Some strange noises started to emerge from Longy's machine on the sighting lap, but putting this down to a strong wind blowing, this was ignored as nothing to worry about. Longy again planned to try and lead into the first fast chicane and then do some track swerving for 8 laps to the finish - a long shot admittedly but worth a go. Unfortunately this was once again foiled as Tom Benford, who by this time was getting to know the pretty easy to learn cheese layout of the Darley circuit quite well, powered into the front. This time it was harder to keep on the tail of his Suzuki 1170, although a dare-devil move into the hairpin on the first lap nearly worked, only to lose out on the back straight.
Longy's machine had felt decidedly weird from the sighting lap, as if it wanted to let go on every bend. Thinking this was down to a pretty worn out rear Pirelli Supercorsa tyre, Longy pressed on in hot pursuit of Benford for 3 laps until Alec Gilfillan, riding superbly on his Suzi 1170, came stonking past on the Pope Straight - in desperate overtaking move at Paddock Corner they emerged side-by-side across the line then Longy tried a braking move into Park only to lose the rear big time - but somehow saving it Rossi style by digging a knee into the grass keeping the bike upright!
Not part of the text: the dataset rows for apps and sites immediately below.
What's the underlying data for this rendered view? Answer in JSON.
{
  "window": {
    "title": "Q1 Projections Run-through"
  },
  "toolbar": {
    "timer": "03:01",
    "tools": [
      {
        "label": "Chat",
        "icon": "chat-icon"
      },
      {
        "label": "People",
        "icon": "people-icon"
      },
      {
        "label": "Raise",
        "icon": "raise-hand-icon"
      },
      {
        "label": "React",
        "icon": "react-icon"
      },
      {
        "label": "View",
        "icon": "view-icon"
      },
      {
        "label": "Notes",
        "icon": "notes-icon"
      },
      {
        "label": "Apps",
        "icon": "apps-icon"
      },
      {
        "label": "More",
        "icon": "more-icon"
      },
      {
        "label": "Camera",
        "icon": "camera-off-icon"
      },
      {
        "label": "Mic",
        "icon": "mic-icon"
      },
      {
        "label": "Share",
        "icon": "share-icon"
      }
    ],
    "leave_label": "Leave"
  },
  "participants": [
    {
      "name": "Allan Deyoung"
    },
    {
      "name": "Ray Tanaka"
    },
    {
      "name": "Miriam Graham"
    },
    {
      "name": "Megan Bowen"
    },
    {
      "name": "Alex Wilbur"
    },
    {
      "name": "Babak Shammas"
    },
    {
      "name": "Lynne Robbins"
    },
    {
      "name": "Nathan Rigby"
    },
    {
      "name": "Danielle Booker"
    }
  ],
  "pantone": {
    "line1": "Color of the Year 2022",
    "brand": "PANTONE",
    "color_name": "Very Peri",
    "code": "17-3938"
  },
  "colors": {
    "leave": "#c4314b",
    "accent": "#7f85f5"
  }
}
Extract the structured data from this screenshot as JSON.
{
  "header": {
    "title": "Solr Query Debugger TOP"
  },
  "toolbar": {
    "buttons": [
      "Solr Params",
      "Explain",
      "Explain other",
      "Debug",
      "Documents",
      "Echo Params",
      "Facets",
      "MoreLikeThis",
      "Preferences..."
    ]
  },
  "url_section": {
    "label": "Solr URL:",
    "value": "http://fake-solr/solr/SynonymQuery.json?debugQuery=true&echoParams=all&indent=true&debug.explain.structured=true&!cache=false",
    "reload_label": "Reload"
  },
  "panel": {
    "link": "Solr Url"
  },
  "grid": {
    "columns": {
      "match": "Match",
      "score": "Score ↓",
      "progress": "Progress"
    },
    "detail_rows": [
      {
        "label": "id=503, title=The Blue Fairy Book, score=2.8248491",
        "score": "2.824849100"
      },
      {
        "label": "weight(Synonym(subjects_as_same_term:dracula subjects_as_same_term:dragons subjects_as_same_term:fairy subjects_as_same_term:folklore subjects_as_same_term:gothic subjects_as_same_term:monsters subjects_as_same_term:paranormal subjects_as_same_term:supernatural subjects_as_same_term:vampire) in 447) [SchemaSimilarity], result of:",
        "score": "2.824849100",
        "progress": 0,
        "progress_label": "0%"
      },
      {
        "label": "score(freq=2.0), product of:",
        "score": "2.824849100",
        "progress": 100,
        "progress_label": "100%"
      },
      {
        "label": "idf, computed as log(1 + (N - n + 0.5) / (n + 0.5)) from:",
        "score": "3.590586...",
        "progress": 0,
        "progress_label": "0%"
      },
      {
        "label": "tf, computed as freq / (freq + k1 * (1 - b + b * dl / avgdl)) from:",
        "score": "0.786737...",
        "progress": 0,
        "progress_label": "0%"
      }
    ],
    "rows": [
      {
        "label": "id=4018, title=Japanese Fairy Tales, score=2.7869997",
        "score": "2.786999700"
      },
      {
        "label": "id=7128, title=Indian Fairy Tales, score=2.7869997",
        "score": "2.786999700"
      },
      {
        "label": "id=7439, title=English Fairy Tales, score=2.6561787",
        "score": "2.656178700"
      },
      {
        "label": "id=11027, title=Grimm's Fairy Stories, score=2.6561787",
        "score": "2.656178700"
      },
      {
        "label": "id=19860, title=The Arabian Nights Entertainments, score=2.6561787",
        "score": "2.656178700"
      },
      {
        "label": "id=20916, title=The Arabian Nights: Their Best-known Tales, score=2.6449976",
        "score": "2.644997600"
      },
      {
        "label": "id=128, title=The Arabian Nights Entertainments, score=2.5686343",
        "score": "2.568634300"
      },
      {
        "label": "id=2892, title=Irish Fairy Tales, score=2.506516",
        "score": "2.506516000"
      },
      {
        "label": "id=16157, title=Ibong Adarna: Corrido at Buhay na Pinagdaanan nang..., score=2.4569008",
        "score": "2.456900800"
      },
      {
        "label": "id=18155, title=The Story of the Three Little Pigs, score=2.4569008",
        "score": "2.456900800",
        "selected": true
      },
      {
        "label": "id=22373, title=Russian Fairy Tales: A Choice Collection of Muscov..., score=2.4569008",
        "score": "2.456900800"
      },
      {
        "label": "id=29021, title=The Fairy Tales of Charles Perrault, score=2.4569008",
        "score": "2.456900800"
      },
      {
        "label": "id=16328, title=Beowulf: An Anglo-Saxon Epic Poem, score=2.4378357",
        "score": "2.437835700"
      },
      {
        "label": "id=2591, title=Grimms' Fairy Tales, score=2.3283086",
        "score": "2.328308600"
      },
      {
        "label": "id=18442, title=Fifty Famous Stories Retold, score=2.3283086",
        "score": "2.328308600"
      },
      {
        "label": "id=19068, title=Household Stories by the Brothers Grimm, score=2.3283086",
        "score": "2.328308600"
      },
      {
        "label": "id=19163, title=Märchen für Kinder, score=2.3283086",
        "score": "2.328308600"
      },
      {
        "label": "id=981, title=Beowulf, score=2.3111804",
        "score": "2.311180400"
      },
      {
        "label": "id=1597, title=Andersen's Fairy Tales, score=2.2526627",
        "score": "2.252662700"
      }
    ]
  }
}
Rapidly losing faith in the strange handling old steed, Longy eased off to settle for 3rd spot, but a 750 class win. It was only on returning to the pits Longy realised the strange noise heard on the sighting lap was actually a shattered rear wheel bearing - in fact the entire race had been conducted with basically a wobbly rear wheel! Phew - lucky escape!
Moldy meantime, had a slightly lonelier race in that Rob Paget #219 this time managed to escape and gap him to the line and Colin Young #226 had for some reason not appeared on the start grid. This meant Moldy finished 3rd 750cc - gaining some good points for the championship. Mention also goes to Team Mucka's Mad #275, running second 750 in the champ, who had the most interesting of starts when he decided to stall it on the line and then, like a throw back to the 1970's, had to bump start it off the grid sort of Barry Sheene style eventually finishing 2nd 750 from the back of the grid - nice riding!
Cass Beardmore (#234, riding Yamaha RD400) and Steve Bailey do an amazing job at running the Earlystocks club, but it's becoming apparent there are just too many rounds considering the credit crunch and belt tightening situation. However, with 2009 as Team SandM (Longy's at least) final stand in bike racing, appointments with Sir Fred at RBS have been made to try and blag a small percentage of his pension fund to complete the Earlystocks and EMRA championships.
See you at Mallory for the next round........!